» Prompt
Which lines in the material below contain the word "optional"? Copy each of them.

» The data
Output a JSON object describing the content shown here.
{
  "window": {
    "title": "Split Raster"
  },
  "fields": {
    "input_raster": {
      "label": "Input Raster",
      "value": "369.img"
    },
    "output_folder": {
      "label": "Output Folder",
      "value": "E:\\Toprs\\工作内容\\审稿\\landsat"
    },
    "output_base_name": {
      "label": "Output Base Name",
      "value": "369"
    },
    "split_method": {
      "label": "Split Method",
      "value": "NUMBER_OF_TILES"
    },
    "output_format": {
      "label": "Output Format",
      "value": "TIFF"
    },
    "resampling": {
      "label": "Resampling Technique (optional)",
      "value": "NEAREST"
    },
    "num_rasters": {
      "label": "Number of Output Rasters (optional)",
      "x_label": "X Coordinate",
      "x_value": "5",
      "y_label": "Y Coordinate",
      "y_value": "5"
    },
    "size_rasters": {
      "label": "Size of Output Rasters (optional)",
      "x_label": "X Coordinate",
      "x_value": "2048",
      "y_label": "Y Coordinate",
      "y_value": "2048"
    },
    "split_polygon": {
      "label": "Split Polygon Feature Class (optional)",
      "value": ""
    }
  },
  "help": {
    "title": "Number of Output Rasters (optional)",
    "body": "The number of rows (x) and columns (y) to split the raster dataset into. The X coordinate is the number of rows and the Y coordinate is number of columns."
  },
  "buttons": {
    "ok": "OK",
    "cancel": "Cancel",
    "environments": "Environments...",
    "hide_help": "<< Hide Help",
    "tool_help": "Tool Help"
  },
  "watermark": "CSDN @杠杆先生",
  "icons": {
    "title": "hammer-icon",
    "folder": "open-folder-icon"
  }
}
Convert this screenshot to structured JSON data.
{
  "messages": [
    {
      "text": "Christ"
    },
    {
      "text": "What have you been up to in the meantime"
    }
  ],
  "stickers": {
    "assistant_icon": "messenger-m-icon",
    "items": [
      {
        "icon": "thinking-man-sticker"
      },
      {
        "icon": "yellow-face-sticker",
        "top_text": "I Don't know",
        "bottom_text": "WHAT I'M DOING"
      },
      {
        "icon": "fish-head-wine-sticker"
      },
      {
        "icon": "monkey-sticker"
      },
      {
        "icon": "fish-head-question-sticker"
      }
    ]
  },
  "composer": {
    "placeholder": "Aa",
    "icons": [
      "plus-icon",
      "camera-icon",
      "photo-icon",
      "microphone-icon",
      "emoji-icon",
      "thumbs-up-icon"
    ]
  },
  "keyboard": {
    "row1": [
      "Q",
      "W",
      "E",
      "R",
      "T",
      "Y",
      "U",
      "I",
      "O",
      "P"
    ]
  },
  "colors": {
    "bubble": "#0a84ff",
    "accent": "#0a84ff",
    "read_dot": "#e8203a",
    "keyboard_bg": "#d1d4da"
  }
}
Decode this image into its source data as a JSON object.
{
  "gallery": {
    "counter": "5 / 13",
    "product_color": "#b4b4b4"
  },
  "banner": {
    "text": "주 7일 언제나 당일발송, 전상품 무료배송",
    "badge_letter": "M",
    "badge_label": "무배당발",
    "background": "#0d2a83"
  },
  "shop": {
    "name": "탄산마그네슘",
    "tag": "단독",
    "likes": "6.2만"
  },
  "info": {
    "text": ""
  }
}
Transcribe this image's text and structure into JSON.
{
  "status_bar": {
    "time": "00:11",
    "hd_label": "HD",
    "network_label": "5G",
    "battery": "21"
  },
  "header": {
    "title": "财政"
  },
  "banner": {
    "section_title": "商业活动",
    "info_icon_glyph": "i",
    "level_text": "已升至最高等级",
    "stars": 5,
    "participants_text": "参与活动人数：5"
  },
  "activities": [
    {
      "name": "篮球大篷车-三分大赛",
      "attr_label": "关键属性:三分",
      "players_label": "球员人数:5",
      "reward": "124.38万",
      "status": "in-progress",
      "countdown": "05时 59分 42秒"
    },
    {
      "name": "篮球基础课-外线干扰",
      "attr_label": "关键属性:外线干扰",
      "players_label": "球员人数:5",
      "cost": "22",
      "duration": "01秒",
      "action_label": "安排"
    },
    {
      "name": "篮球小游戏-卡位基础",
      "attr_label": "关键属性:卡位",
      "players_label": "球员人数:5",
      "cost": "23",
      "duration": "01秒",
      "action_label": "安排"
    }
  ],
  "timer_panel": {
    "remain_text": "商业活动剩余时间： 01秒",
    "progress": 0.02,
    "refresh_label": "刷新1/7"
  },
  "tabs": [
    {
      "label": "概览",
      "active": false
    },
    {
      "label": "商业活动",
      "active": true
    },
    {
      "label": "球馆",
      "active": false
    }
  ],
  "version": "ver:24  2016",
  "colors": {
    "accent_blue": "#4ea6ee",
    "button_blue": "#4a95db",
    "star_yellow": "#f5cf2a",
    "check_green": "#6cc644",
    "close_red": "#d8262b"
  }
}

» Answer space
      "label": "Resampling Technique (optional)",
      "label": "Number of Output Rasters (optional)",
      "label": "Size of Output Rasters (optional)",
      "label": "Split Polygon Feature Class (optional)",
    "title": "Number of Output Rasters (optional)",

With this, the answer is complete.